2.1 Introduction

Distribution map of sites mentioned in the text © RCAHMS. Site lists and this distribution map can be downloaded from here.

Research into Neolithic Scotland is currently at an interesting juncture since there is currently little consensus on key questions such as:

  1. The agency, nature and timing of the transition from a lifestyle based solely on wild food resources to one based largely on food production using domesticates; and
  2. The nature of the farming-based subsistence economy (and associated settlement pattern): sedentary, mobile, or somewhere in between.

The Neolithic Panel needed to find a way to accommodate the radically differing perspectives of its own members on such matters, and so it was agreed to produce an 'Overview' narrative that reflects the strong beliefs of this section's author, and yet acknowledges the main areas where opinions differ. The resulting research questions address ways of resolving differences of opinion.

Some definition of 'Neolithic' is required. Theme 1 introduced Worsaae's definition - now long-since obsolete - which had been based on the typology of stone artefacts; and Childe's definition, which focused on the production of food using domesticated plants and animals - in other words, farming. It is the latter which has been, and continues to be, the principal defining characteristic, although it is not the only one, since by the time that the use of domesticates appeared in Scotland, in northern France (whence Scotland's 'Neolithics' seem to have come - see below) this subsistence strategy was associated with a range of other practices, traditions and beliefs that had not previously formed part of the lifestyle of Scotland's indigenous inhabitants: a novel technology (i.e. pottery manufacture); new styles of artefact (e.g. leaf-shaped arrowheads) and new ways of exploiting and working lithic resources; rectangular (and other), timber-built houses; funerary monuments; and other practices (e.g. modes of deposition) that indicate the appearance of novel ways of making sense of the world. As will be argued below, within the insular context of Britain and Ireland, it does indeed appear that these novelties appeared as 'packages', rather than as individual traits that had been selectively adopted by Scotland's indigenous inhabitants.

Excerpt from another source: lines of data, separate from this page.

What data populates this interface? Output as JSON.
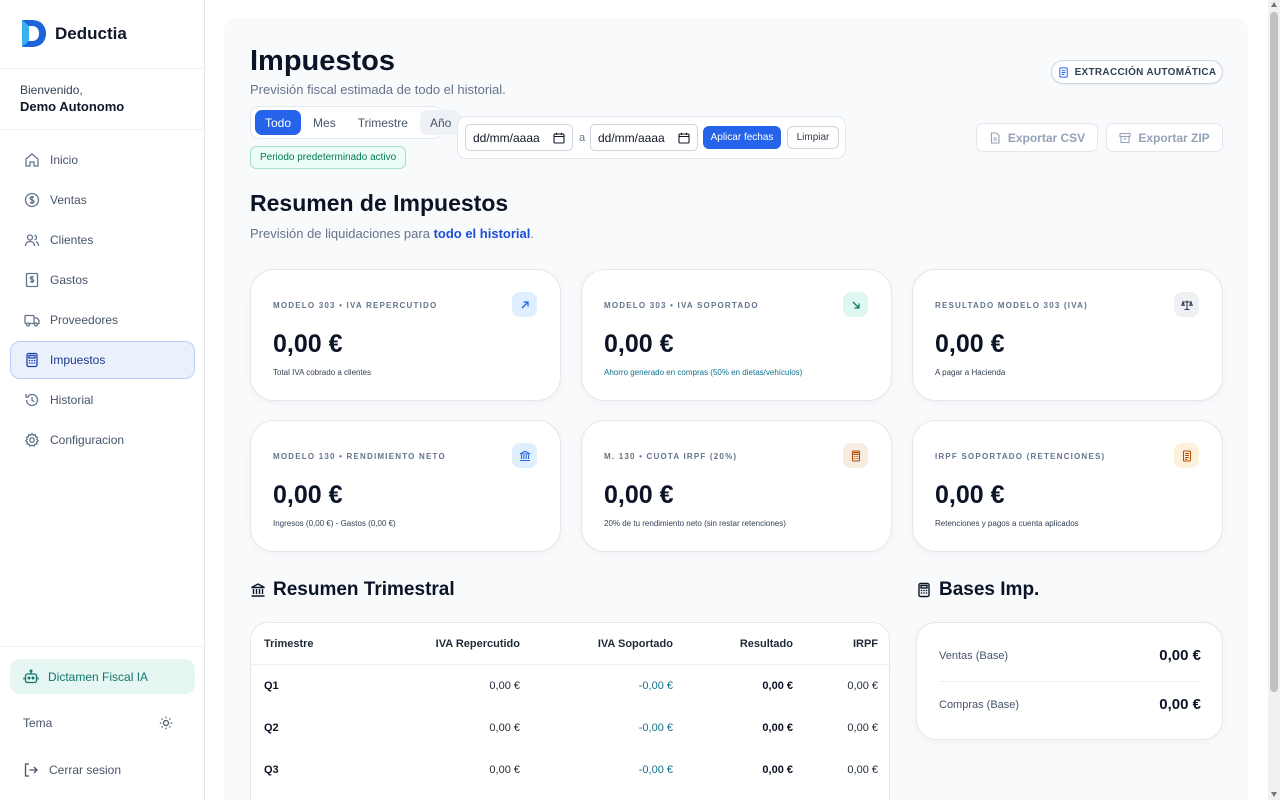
{
  "brand": {
    "name": "Deductia"
  },
  "user": {
    "welcome": "Bienvenido,",
    "name": "Demo Autonomo"
  },
  "sidebar": {
    "items": [
      {
        "label": "Inicio",
        "icon": "home-icon"
      },
      {
        "label": "Ventas",
        "icon": "dollar-icon"
      },
      {
        "label": "Clientes",
        "icon": "users-icon"
      },
      {
        "label": "Gastos",
        "icon": "receipt-icon"
      },
      {
        "label": "Proveedores",
        "icon": "truck-icon"
      },
      {
        "label": "Impuestos",
        "icon": "calculator-icon",
        "active": true
      },
      {
        "label": "Historial",
        "icon": "history-icon"
      },
      {
        "label": "Configuracion",
        "icon": "gear-icon"
      }
    ],
    "dictamen": "Dictamen Fiscal IA",
    "theme": "Tema",
    "logout": "Cerrar sesion"
  },
  "header": {
    "title": "Impuestos",
    "subtitle": "Previsión fiscal estimada de todo el historial.",
    "extract_button": "EXTRACCIÓN AUTOMÁTICA"
  },
  "filters": {
    "periods": [
      "Todo",
      "Mes",
      "Trimestre",
      "Año"
    ],
    "active_period": "Todo",
    "badge": "Periodo predeterminado activo",
    "date_from": "dd/mm/aaaa",
    "date_to": "dd/mm/aaaa",
    "separator": "a",
    "apply": "Aplicar fechas",
    "clear": "Limpiar"
  },
  "exports": {
    "csv": "Exportar CSV",
    "zip": "Exportar ZIP"
  },
  "summary": {
    "title": "Resumen de Impuestos",
    "sub_prefix": "Previsión de liquidaciones para ",
    "sub_highlight": "todo el historial",
    "sub_suffix": "."
  },
  "cards": [
    {
      "label": "MODELO 303 • IVA REPERCUTIDO",
      "value": "0,00 €",
      "note": "Total IVA cobrado a clientes",
      "icon": "arrow-up-right-icon",
      "icon_bg": "#e0efff",
      "icon_color": "#2563eb"
    },
    {
      "label": "MODELO 303 • IVA SOPORTADO",
      "value": "0,00 €",
      "note": "Ahorro generado en compras (50% en dietas/vehículos)",
      "icon": "arrow-down-right-icon",
      "icon_bg": "#dff7f1",
      "icon_color": "#0f766e"
    },
    {
      "label": "RESULTADO MODELO 303 (IVA)",
      "value": "0,00 €",
      "note": "A pagar a Hacienda",
      "icon": "scale-icon",
      "icon_bg": "#eef0f3",
      "icon_color": "#334155"
    },
    {
      "label": "MODELO 130 • RENDIMIENTO NETO",
      "value": "0,00 €",
      "note": "Ingresos (0,00 €) - Gastos (0,00 €)",
      "icon": "bank-icon",
      "icon_bg": "#e0efff",
      "icon_color": "#2563eb"
    },
    {
      "label": "M. 130 • CUOTA IRPF (20%)",
      "value": "0,00 €",
      "note": "20% de tu rendimiento neto (sin restar retenciones)",
      "icon": "calculator-icon",
      "icon_bg": "#f6ece0",
      "icon_color": "#b45309"
    },
    {
      "label": "IRPF SOPORTADO (RETENCIONES)",
      "value": "0,00 €",
      "note": "Retenciones y pagos a cuenta aplicados",
      "icon": "receipt-icon",
      "icon_bg": "#fdf1dc",
      "icon_color": "#b45309"
    }
  ],
  "quarterly": {
    "title": "Resumen Trimestral",
    "columns": [
      "Trimestre",
      "IVA Repercutido",
      "IVA Soportado",
      "Resultado",
      "IRPF"
    ],
    "rows": [
      [
        "Q1",
        "0,00 €",
        "-0,00 €",
        "0,00 €",
        "0,00 €"
      ],
      [
        "Q2",
        "0,00 €",
        "-0,00 €",
        "0,00 €",
        "0,00 €"
      ],
      [
        "Q3",
        "0,00 €",
        "-0,00 €",
        "0,00 €",
        "0,00 €"
      ]
    ]
  },
  "bases": {
    "title": "Bases Imp.",
    "rows": [
      {
        "label": "Ventas (Base)",
        "value": "0,00 €"
      },
      {
        "label": "Compras (Base)",
        "value": "0,00 €"
      }
    ]
  },
  "colors": {
    "accent": "#2563eb",
    "teal": "#0e7490",
    "sidebar_active_bg": "#eaf1fd"
  }
}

The broad-brush approach used in this theme describes the main features of what happened in Scotland from the late 5th millennium to around the 25th century BC (when metal objects and other associated Continental novelties including Beaker pottery use first appear). Indeed, this 'Neolithic narrative' should not end abruptly at this point; instead, some indication of the reaction to these novelties is provided, as a way of articulating with the Chalcolithic & Bronze Age Panel document.

The following division of this 1500+ year-long period is proposed here:

  1. Beginnings - the appearance of 'the Neolithic' and the Mesolithic-Neolithic transition, between 4300 BC and 3800 BC;
  2. Subsequent developments, c 3800-c 3000 BC (i.e. Early to Middle Neolithic);
  3. Late Neolithic developments, 3000-c 2500 BC;
  4. Endings: appearance of Continental novelties including Beaker use, and reactions to them, 25th-22nd centuries BC.

For each of these sections, a summary of the main characteristics will be offered, together with the main outstanding research questions.